START DATA EXTRACT

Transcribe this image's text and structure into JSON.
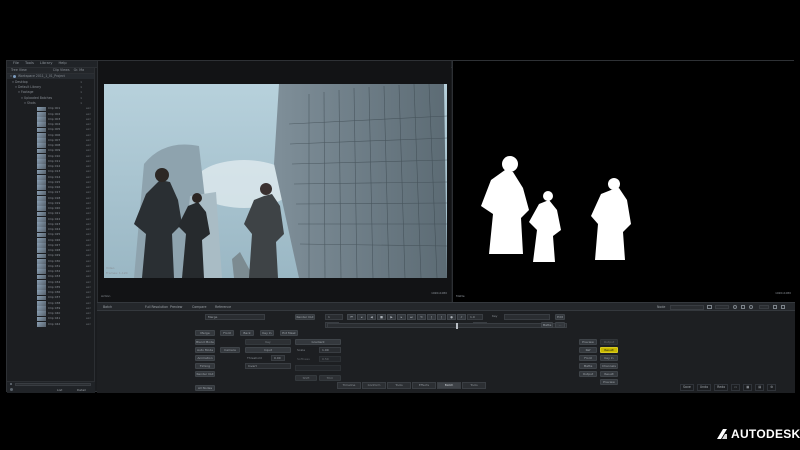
{
  "menubar": {
    "items": [
      "File",
      "Tools",
      "Library",
      "Help"
    ]
  },
  "sidebar": {
    "tabs": [
      "Tree View",
      "Clip Views",
      "Gr. Ma"
    ],
    "project": "Workspace 2011_1_01_Project",
    "tree": [
      {
        "label": "Desktop",
        "count": "1"
      },
      {
        "label": "Default Library",
        "count": "1"
      },
      {
        "label": "Footage",
        "count": "1"
      },
      {
        "label": "Uploaded Batches",
        "count": "1"
      },
      {
        "label": "Shots",
        "count": "1"
      }
    ],
    "clip_ext": "exr",
    "clips": [
      "Clip 001",
      "Clip 002",
      "Clip 003",
      "Clip 004",
      "Clip 005",
      "Clip 006",
      "Clip 007",
      "Clip 008",
      "Clip 009",
      "Clip 010",
      "Clip 011",
      "Clip 012",
      "Clip 013",
      "Clip 014",
      "Clip 015",
      "Clip 016",
      "Clip 017",
      "Clip 018",
      "Clip 019",
      "Clip 020",
      "Clip 021",
      "Clip 022",
      "Clip 023",
      "Clip 024",
      "Clip 025",
      "Clip 026",
      "Clip 027",
      "Clip 028",
      "Clip 029",
      "Clip 030",
      "Clip 031",
      "Clip 032",
      "Clip 033",
      "Clip 034",
      "Clip 035",
      "Clip 036",
      "Clip 037",
      "Clip 038",
      "Clip 039",
      "Clip 040",
      "Clip 041",
      "Clip 042"
    ],
    "footer_left": "List",
    "footer_right": "Detail"
  },
  "player_left": {
    "label": "Video",
    "info": "Frames: 1-120",
    "footer_left": "Action",
    "footer_right": "1920x1080"
  },
  "player_right": {
    "label": "Video",
    "info": "Frames: 1-120",
    "footer_left": "Matte",
    "footer_right": "1920x1080"
  },
  "toolbar": {
    "left": "Batch",
    "tabs": [
      "Full Resolution",
      "Preview",
      "Compare",
      "Reference"
    ],
    "right_label": "Node"
  },
  "controls": {
    "col_a": [
      "Merge",
      "Front",
      "Back",
      "Key In",
      "Ext Mask",
      "Blend Mode",
      "Over",
      "Add",
      "Screen",
      "Multiply"
    ],
    "col_b": [
      "Auto Mode",
      "Blend Mode",
      "Animation",
      "Timing",
      "Render Out"
    ],
    "dropdown_a": "Camera",
    "fields": [
      "Input",
      "Key",
      "Gradient",
      "Threshold",
      "Scale",
      "Softness",
      "Invert"
    ],
    "values": [
      "0.00",
      "1.00",
      "0.50"
    ],
    "right_btns": [
      "Preview",
      "Result",
      "Output",
      "Ref",
      "Front",
      "Matte",
      "Key In",
      "Channels"
    ],
    "yellow_btn": "Result",
    "left_stack": [
      "Shift",
      "Trim",
      "All Nodes"
    ]
  },
  "timeline": {
    "frame": "1",
    "start": "1",
    "end": "120",
    "speed": "1.0"
  },
  "bottom_tabs": [
    "Timeline",
    "Conform",
    "Tools",
    "Effects",
    "Batch",
    "Tools"
  ],
  "statusbar": [
    "Save",
    "Undo",
    "Redo"
  ],
  "branding": {
    "name": "AUTODESK."
  },
  "colors": {
    "accent_yellow": "#c7b800",
    "panel": "#1d1f22",
    "background": "#000000"
  }
}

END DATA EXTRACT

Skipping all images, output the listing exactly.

OUTPUT:
Transcribe this image's text and structure into JSON.
{
  "menubar": {
    "items": [
      "File",
      "Tools",
      "Library",
      "Help"
    ]
  },
  "sidebar": {
    "tabs": [
      "Tree View",
      "Clip Views",
      "Gr. Ma"
    ],
    "project": "Workspace 2011_1_01_Project",
    "tree": [
      {
        "label": "Desktop",
        "count": "1"
      },
      {
        "label": "Default Library",
        "count": "1"
      },
      {
        "label": "Footage",
        "count": "1"
      },
      {
        "label": "Uploaded Batches",
        "count": "1"
      },
      {
        "label": "Shots",
        "count": "1"
      }
    ],
    "clip_ext": "exr",
    "clips": [
      "Clip 001",
      "Clip 002",
      "Clip 003",
      "Clip 004",
      "Clip 005",
      "Clip 006",
      "Clip 007",
      "Clip 008",
      "Clip 009",
      "Clip 010",
      "Clip 011",
      "Clip 012",
      "Clip 013",
      "Clip 014",
      "Clip 015",
      "Clip 016",
      "Clip 017",
      "Clip 018",
      "Clip 019",
      "Clip 020",
      "Clip 021",
      "Clip 022",
      "Clip 023",
      "Clip 024",
      "Clip 025",
      "Clip 026",
      "Clip 027",
      "Clip 028",
      "Clip 029",
      "Clip 030",
      "Clip 031",
      "Clip 032",
      "Clip 033",
      "Clip 034",
      "Clip 035",
      "Clip 036",
      "Clip 037",
      "Clip 038",
      "Clip 039",
      "Clip 040",
      "Clip 041",
      "Clip 042"
    ],
    "footer_left": "List",
    "footer_right": "Detail"
  },
  "player_left": {
    "label": "Video",
    "info": "Frames: 1-120",
    "footer_left": "Action",
    "footer_right": "1920x1080"
  },
  "player_right": {
    "label": "Video",
    "info": "Frames: 1-120",
    "footer_left": "Matte",
    "footer_right": "1920x1080"
  },
  "toolbar": {
    "left": "Batch",
    "tabs": [
      "Full Resolution",
      "Preview",
      "Compare",
      "Reference"
    ],
    "right_label": "Node"
  },
  "controls": {
    "col_a": [
      "Merge",
      "Front",
      "Back",
      "Key In",
      "Ext Mask",
      "Blend Mode",
      "Over",
      "Add",
      "Screen",
      "Multiply"
    ],
    "col_b": [
      "Auto Mode",
      "Blend Mode",
      "Animation",
      "Timing",
      "Render Out"
    ],
    "dropdown_a": "Camera",
    "fields": [
      "Input",
      "Key",
      "Gradient",
      "Threshold",
      "Scale",
      "Softness",
      "Invert"
    ],
    "values": [
      "0.00",
      "1.00",
      "0.50"
    ],
    "right_btns": [
      "Preview",
      "Result",
      "Output",
      "Ref",
      "Front",
      "Matte",
      "Key In",
      "Channels"
    ],
    "yellow_btn": "Result",
    "left_stack": [
      "Shift",
      "Trim",
      "All Nodes"
    ]
  },
  "timeline": {
    "frame": "1",
    "start": "1",
    "end": "120",
    "speed": "1.0"
  },
  "bottom_tabs": [
    "Timeline",
    "Conform",
    "Tools",
    "Effects",
    "Batch",
    "Tools"
  ],
  "statusbar": [
    "Save",
    "Undo",
    "Redo"
  ],
  "branding": {
    "name": "AUTODESK."
  },
  "colors": {
    "accent_yellow": "#c7b800",
    "panel": "#1d1f22",
    "background": "#000000"
  }
}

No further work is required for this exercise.